**Element data from apps and pages**
┌────────

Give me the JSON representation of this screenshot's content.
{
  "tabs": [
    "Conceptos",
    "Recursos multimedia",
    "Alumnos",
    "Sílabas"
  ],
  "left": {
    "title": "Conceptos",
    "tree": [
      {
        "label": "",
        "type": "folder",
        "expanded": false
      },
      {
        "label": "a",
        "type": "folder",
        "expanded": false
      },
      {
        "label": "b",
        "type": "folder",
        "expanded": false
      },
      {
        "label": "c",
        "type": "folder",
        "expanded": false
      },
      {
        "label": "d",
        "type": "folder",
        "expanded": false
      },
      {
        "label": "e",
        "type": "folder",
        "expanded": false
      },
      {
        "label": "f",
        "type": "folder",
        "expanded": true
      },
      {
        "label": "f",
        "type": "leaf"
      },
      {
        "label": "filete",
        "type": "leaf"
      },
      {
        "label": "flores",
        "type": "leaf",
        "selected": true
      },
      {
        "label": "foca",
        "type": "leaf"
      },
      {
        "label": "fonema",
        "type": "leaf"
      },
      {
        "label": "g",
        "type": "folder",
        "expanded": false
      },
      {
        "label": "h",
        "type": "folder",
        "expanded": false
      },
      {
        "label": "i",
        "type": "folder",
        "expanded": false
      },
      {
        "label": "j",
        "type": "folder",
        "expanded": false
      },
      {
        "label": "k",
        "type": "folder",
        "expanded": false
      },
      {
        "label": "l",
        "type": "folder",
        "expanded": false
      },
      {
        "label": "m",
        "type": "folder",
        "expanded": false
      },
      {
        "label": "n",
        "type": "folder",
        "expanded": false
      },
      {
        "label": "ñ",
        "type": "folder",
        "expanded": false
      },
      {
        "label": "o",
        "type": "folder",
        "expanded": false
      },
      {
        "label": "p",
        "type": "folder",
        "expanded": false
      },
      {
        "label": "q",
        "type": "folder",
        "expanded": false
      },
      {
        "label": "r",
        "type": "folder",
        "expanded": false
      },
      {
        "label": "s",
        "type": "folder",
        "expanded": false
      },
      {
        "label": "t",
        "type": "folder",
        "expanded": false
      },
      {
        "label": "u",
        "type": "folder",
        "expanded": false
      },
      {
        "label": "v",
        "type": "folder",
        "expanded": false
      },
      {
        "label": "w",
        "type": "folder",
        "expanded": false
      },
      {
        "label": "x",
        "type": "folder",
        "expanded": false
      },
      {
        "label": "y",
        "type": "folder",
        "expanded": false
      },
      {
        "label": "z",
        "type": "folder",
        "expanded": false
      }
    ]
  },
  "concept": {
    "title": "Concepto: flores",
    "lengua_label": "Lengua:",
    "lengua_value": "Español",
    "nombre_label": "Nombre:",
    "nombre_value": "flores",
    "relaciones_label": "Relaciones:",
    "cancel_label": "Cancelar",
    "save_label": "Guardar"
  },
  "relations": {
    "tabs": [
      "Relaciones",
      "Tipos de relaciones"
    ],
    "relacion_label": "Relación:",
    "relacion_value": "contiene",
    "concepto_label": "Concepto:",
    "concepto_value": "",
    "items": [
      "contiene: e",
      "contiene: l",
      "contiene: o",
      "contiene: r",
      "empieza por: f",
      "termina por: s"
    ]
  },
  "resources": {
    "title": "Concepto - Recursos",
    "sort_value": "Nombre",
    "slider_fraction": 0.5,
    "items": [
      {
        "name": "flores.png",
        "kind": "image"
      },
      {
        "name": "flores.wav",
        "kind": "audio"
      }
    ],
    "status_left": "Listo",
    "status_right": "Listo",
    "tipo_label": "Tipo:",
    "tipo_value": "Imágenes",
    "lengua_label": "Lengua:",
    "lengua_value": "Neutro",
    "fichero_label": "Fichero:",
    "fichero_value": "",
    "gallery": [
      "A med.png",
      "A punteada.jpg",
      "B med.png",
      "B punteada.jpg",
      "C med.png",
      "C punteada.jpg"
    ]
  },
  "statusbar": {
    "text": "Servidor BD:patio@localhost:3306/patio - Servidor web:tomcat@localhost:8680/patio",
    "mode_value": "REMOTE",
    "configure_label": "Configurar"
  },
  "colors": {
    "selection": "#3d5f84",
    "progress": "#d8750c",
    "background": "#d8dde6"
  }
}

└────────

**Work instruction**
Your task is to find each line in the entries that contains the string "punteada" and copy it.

**Solution for this task**
      "A punteada.jpg",
      "B punteada.jpg",
      "C punteada.jpg"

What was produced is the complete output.